Florida bill would restrict social media platforms from banning politicians

From The Verge:

Florida is on the verge of passing legislation that would fine social media companies like Twitter and Facebook that “knowingly de-platform” political candidates. The bill was first proposed in February by Gov. Ron DeSantis, a supporter of former President Trump, although Florida Republicans insist the bill has nothing to do with the former president, a famous denizen of social media who was banned earlier this year by major platforms.


Republican supporters of SB 7072 say the measure is intended to protect the free speech rights of Florida residents and “is not about President Trump.” But the bill’s provisions seem tailored to GOP grievances about social media and the 2020 presidential election. Trump was permanently banned from Twitter, Facebook, and other social media platforms for inciting the rioters who attacked the US Capitol on January 6th.

And yet…

The bill also contains a very Florida-specific exemption for any “information service, system, internet search engine, or access software provider operated by a company that owns and operates” a theme park or large entertainment complex. Republican state Rep. Blaise Ingoglia said that exemption was included so that the Disney Plus streaming service “isn’t caught up in this.” The Disney World park in Orlando brings in significant tax revenue for the state of Florida, which relies heavily on tourism dollars.

SB 7072 also bars social media platforms from restricting “journalistic enterprises,” which the bill defines as entities that do business in Florida and have at least 100,000 monthly active users or 50,000 paid subscribers.

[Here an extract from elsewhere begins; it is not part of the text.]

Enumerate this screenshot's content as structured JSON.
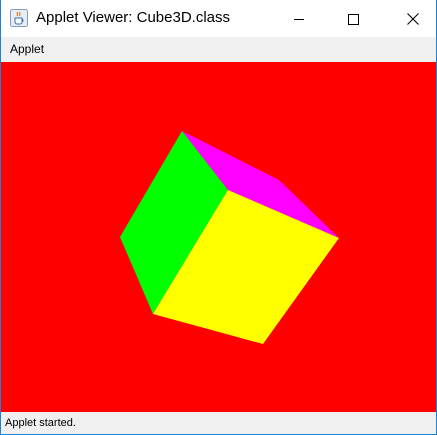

And the bill includes provisions for conservatives’ favorite social media bogeyman: shadow-banning, which it defines rather opaquely as “action by a social media platform, through any means, whether the action is determined by a natural person or an algorithm, to limit or eliminate the exposure of a user or content or material posted by a user to other users of the social media platform.” Users must be allowed to opt out of shadow banning, and platforms can’t shadow ban political candidates or news websites.

Only in Florida, apparently.